Considering how vast and open the site is, one project that’s advancing is hidden from view underneath an acoustic shield is currently constructing a replacement ventilation and electricity supply for the London Underground to replace a small red-tiled building that had served that purpose. That former tube station building will be demolished, but not until its replacement is ready, and TfL’s heritage team have been over it taking all the good bits for their museum.
Over the next few years, the station will be dug down and built up to create the new HS2 station, but what happens afterwards is going to be of equal importance to the people who live and work in the area – the oversite development.
At the moment, even before the HS2 building site sealed off a large chunk of land, the Euston station and railway cutting was a rather unwelcoming area for residents and the lack of east-west travel added to journey times.
A major redevelopment is being planned, with offices to the front of the site closest to the busy main roads, and loads of housing to the rear closer to the existing residential estates.
When the Oakervee Review was published, one of the things it called for was a joined-up organisation to bring together all the parties involved at Euston to ensure there’s a single vision for the whole development.
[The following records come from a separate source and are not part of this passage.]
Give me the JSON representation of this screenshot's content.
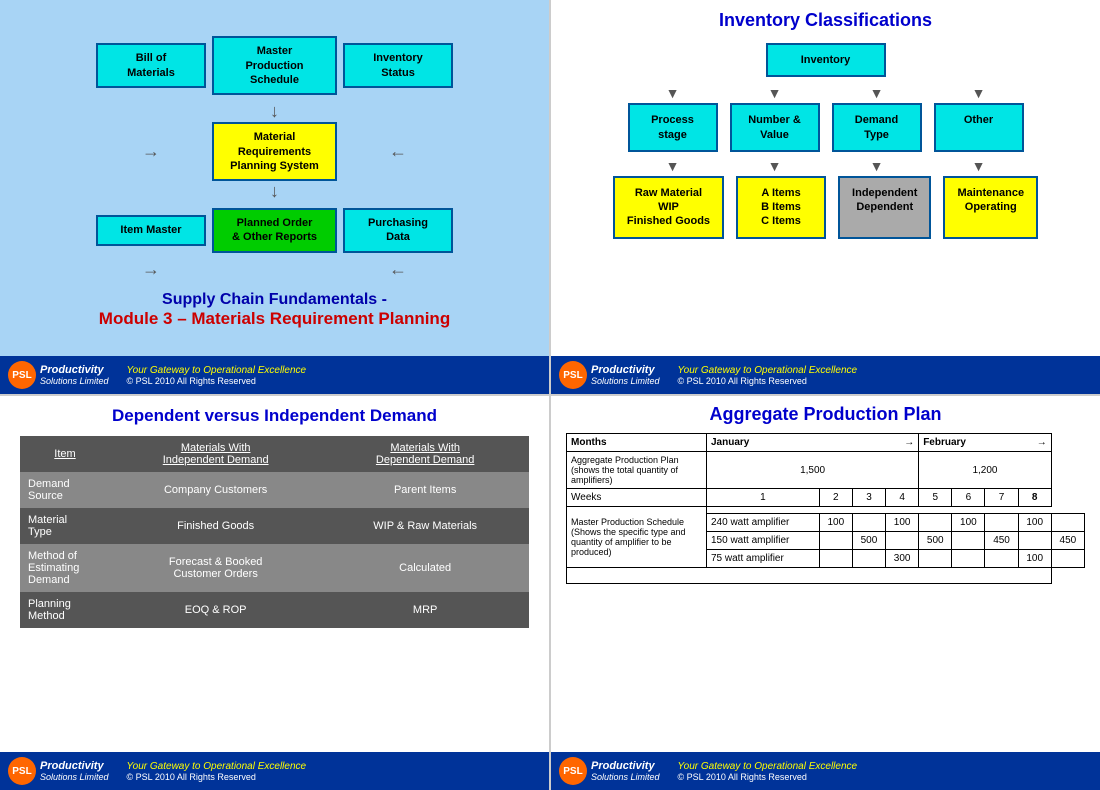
{
  "slide1": {
    "boxes": {
      "bill_of_materials": "Bill of\nMaterials",
      "master_production": "Master\nProduction\nSchedule",
      "inventory_status": "Inventory\nStatus",
      "item_master": "Item Master",
      "mrp_system": "Material\nRequirements\nPlanning System",
      "purchasing_data": "Purchasing\nData",
      "planned_order": "Planned Order\n& Other Reports"
    },
    "title_line1": "Supply Chain Fundamentals -",
    "title_line2": "Module 3 – Materials Requirement Planning",
    "footer": {
      "company": "Productivity\nSolutions Limited",
      "tagline": "Your Gateway to Operational Excellence",
      "copyright": "© PSL 2010 All Rights Reserved"
    }
  },
  "slide2": {
    "title": "Inventory Classifications",
    "top_box": "Inventory",
    "row1": [
      "Process\nstage",
      "Number &\nValue",
      "Demand\nType",
      "Other"
    ],
    "row2_yellow": [
      "Raw Material\nWIP\nFinished Goods",
      "A Items\nB Items\nC Items"
    ],
    "row2_gray": [
      "Independent\nDependent"
    ],
    "row2_yellow2": [
      "Maintenance\nOperating"
    ],
    "footer": {
      "company": "Productivity\nSolutions Limited",
      "tagline": "Your Gateway to Operational Excellence",
      "copyright": "© PSL 2010 All Rights Reserved"
    }
  },
  "slide3": {
    "title": "Dependent versus Independent Demand",
    "table": {
      "headers": [
        "Item",
        "Materials With\nIndependent Demand",
        "Materials With\nDependent Demand"
      ],
      "rows": [
        [
          "Demand\nSource",
          "Company Customers",
          "Parent Items"
        ],
        [
          "Material\nType",
          "Finished Goods",
          "WIP & Raw Materials"
        ],
        [
          "Method of\nEstimating\nDemand",
          "Forecast & Booked\nCustomer Orders",
          "Calculated"
        ],
        [
          "Planning\nMethod",
          "EOQ & ROP",
          "MRP"
        ]
      ]
    },
    "footer": {
      "company": "Productivity\nSolutions Limited",
      "tagline": "Your Gateway to Operational Excellence",
      "copyright": "© PSL 2010 All Rights Reserved"
    }
  },
  "slide4": {
    "title": "Aggregate Production Plan",
    "months_header": "Months",
    "jan_header": "January",
    "feb_header": "February",
    "agg_plan_label": "Aggregate Production Plan\n(shows the total quantity of\namplifiers)",
    "jan_qty": "1,500",
    "feb_qty": "1,200",
    "weeks_label": "Weeks",
    "week_numbers": [
      "1",
      "2",
      "3",
      "4",
      "5",
      "6",
      "7",
      "8"
    ],
    "mps_label": "Master Production Schedule\n(Shows the specific type and\nquantity of amplifier to be\nproduced)",
    "products": [
      {
        "name": "240 watt amplifier",
        "values": [
          "100",
          "",
          "100",
          "",
          "100",
          "",
          "100",
          ""
        ]
      },
      {
        "name": "150 watt amplifier",
        "values": [
          "",
          "500",
          "",
          "500",
          "",
          "450",
          "",
          "450"
        ]
      },
      {
        "name": "75 watt amplifier",
        "values": [
          "",
          "",
          "300",
          "",
          "",
          "",
          "100",
          ""
        ]
      }
    ],
    "footer": {
      "company": "Productivity\nSolutions Limited",
      "tagline": "Your Gateway to Operational Excellence",
      "copyright": "© PSL 2010 All Rights Reserved"
    }
  }
}
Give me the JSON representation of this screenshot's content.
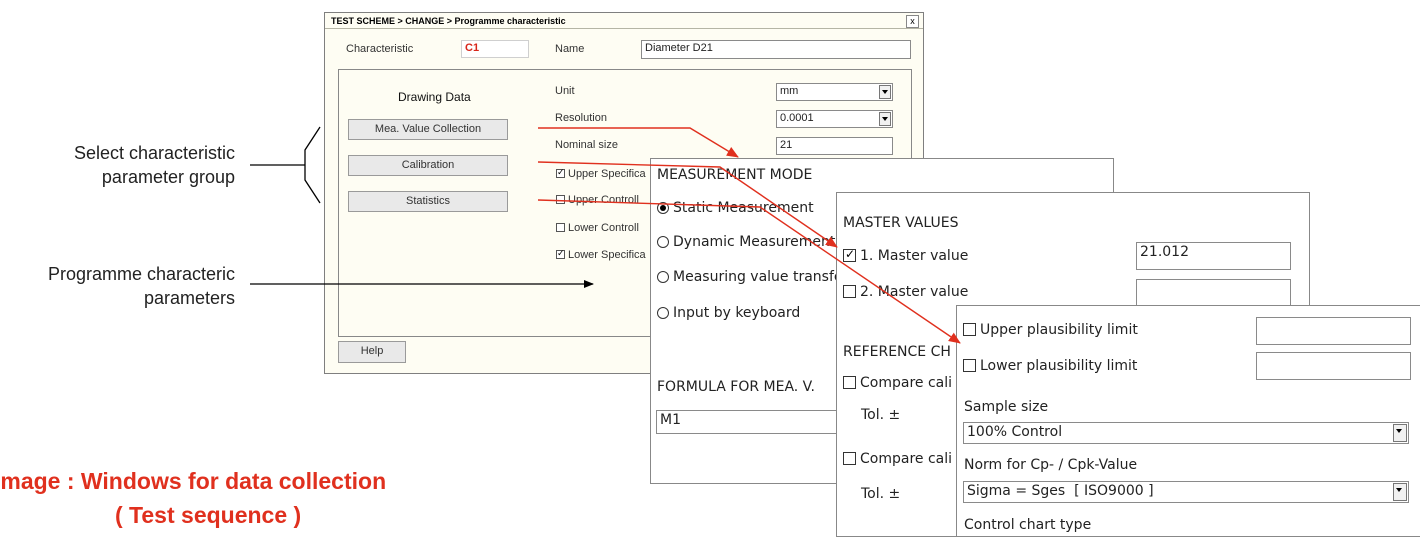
{
  "dialog": {
    "title": "TEST SCHEME > CHANGE > Programme characteristic",
    "close_label": "x",
    "characteristic_label": "Characteristic",
    "characteristic_value": "C1",
    "name_label": "Name",
    "name_value": "Diameter D21",
    "drawing_data_label": "Drawing Data",
    "buttons": {
      "mea_value_collection": "Mea. Value Collection",
      "calibration": "Calibration",
      "statistics": "Statistics",
      "help": "Help"
    },
    "unit_label": "Unit",
    "unit_value": "mm",
    "resolution_label": "Resolution",
    "resolution_value": "0.0001",
    "nominal_size_label": "Nominal size",
    "nominal_size_value": "21",
    "checks": [
      {
        "label": "Upper Specifica",
        "checked": true
      },
      {
        "label": "Upper Controll",
        "checked": false
      },
      {
        "label": "Lower Controll",
        "checked": false
      },
      {
        "label": "Lower Specifica",
        "checked": true
      }
    ]
  },
  "measurement_panel": {
    "heading": "MEASUREMENT MODE",
    "options": [
      {
        "label": "Static Measurement",
        "selected": true
      },
      {
        "label": "Dynamic Measurement",
        "selected": false
      },
      {
        "label": "Measuring value transfe",
        "selected": false
      },
      {
        "label": "Input by keyboard",
        "selected": false
      }
    ],
    "formula_heading": "FORMULA FOR MEA. V.",
    "formula_value": "M1"
  },
  "master_panel": {
    "heading": "MASTER VALUES",
    "master1_label": "1. Master value",
    "master1_checked": true,
    "master1_value": "21.012",
    "master2_label": "2. Master value",
    "master2_checked": false,
    "master2_value": "",
    "reference_heading": "REFERENCE CH",
    "compare1_label": "Compare cali",
    "tol1_label": "Tol. ±",
    "compare2_label": "Compare cali",
    "tol2_label": "Tol. ±"
  },
  "statistics_panel": {
    "upper_plausibility_label": "Upper plausibility limit",
    "upper_plausibility_value": "",
    "lower_plausibility_label": "Lower plausibility limit",
    "lower_plausibility_value": "",
    "sample_size_label": "Sample size",
    "sample_size_value": "100% Control",
    "norm_label": "Norm for Cp- / Cpk-Value",
    "norm_value": "Sigma = Sges  [ ISO9000 ]",
    "control_chart_label": "Control chart type"
  },
  "captions": {
    "select_group_line1": "Select characteristic",
    "select_group_line2": "parameter group",
    "programme_line1": "Programme characteric",
    "programme_line2": "parameters",
    "image_title_line1": "Image :  Windows for data collection",
    "image_title_line2": "( Test sequence )"
  },
  "colors": {
    "accent_red": "#e0301e",
    "dialog_bg": "#fefdf3"
  }
}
That’s the Euston Partnership, and apart from delivering a new railway station, arguably the biggest impact will be what the area looks like afterwards.
Looking at the recent redevelopment at King’s Cross where they had 67 acres to develop, Euston is slightly smaller at 60 acres, but aims to fit three times more development than was added at King’s Cross.
Part of the difference is that King’s Cross had a lot of surviving heritage, so it wasn’t possible to build lots of tall towers on much of the site, which gives Euston the capacity that King’s Cross lacked. However, that’s a mixed blessing, as Euston is almost a blank canvas and needs to be developed carefully to avoid becoming acre after acre of uniform blocks of buildings.
A lot of pre-planning work is going into liaising with locals to learn what is good, and what went wrong at King’s Cross. For example, the pedestrian link between King’s Cross and St Pancras station is great for taxis, but frankly, a bit of a mess for pedestrians. There’s a lot of thinking going into how to link Euston with St Pancras, mainly by creating a pleasant walking route away from the main Euston Road. At the same time, they need to ensure the route, though residential areas are pleasant for everyone, and that includes not annoying residents with the sounds of a thousand wheeled suitcases rumbling over pavements.
The eventual aim is for an estate built above a replacement Euston station that’s also a lot more permeable for people living around it rather than a “fortress Euston”, which is a bit how the station feels at the back today.
So above as below, Euston is being transformed.